In Brazil, a split occurred between INPE and industry when INPE adopted, in its technological segment, mechanisms similar to those used in space science and in applications (meteorology and remote sensors). Government hesitation and changes in the state structure also helped to discourage interaction with industry.

The position of Brazilian industry on research institutions has been highlighted in a study by the National Confederation of Industry (CNI 1988, p. 19). It states that there is little integration between universities, research institutes, and productive enterprise. It also argues that in spite of the existence of some centres of excellence with a highly reasonable level of integration with industrial enterprises, there is still a rather high lack of communication between the research activities conducted in universities or research institutes and industrial enterprises; 65% of the entrepreneurs participating in the Brazilian Industry Competitiveness Evaluation Group consider that the stare of such integration is inadequate.
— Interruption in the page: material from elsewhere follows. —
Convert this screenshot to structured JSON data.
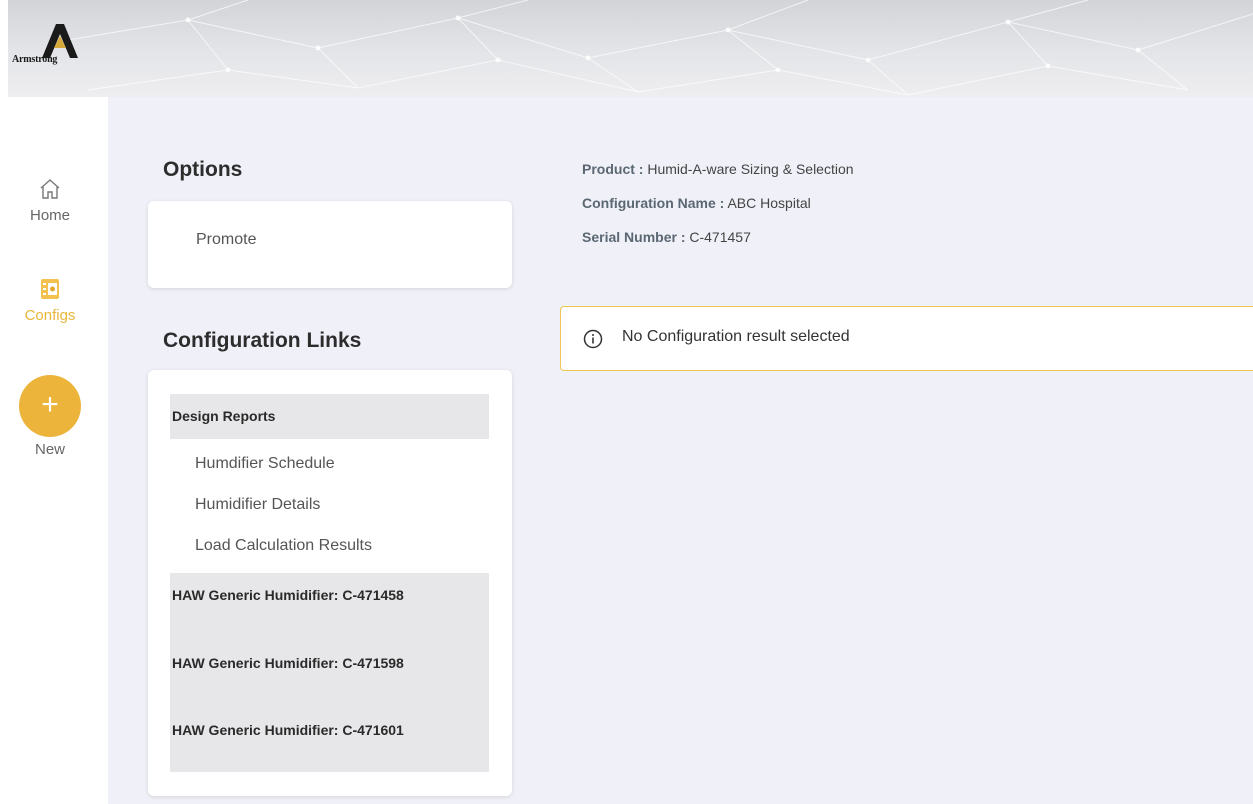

Several factors inhibit a productive relationship between research institutions and industry:

· Industry's lack of preparation to receive development, in terms of technical training;

· Lack of integration between industry and the research institution from a project's inception (teams should work together, using the facilities of the research institute);

· Problems with adequate technical documents;

· Uncertainty about the nature of the enterprise to receive technologies or processes developed by research institutes;

· Difficulties in contractual negotiations surrounding the transfer of the technology between the institute and the entity receiving it; and

· Limited institutional effort expended in stimulating and strengthening technology transfer and the link to industry.

From the standpoint of industry, the consequences of the separation between research institutions and enterprises are

· The existence of techniques developed by research institutions that have not been commercially explored;

· The presence of an interaction that allows the research system to explore matters with the capacity of economic application; and

· The presence of a rigid entrepreneurial attitude that is not inclined to look for technological solutions outside company walls.

Kataoka et al. (1987) also looked at the other side of the coin by analyzing a sample of three technological research institutions. The most serious problems and consequences identified were

· The departure of qualified personnel due to low salaries reduces the level of technical experience;

· The lack of formal technical documents during project implementation makes technological transfer more difficult for the client;

· Bureaucratic obstacles to importing equipment needed for projects discourages the adoption of new research and development lines and inhibits the technological innovation process;

· Cumbersome management practices and limited use of consistent criteria and techniques for evaluation, planning, and project control result in poorly conceived projects and cost overruns;

· A lack of specificity in allocating project funds means that allocation is done without a plan and only when needs arise. This can result in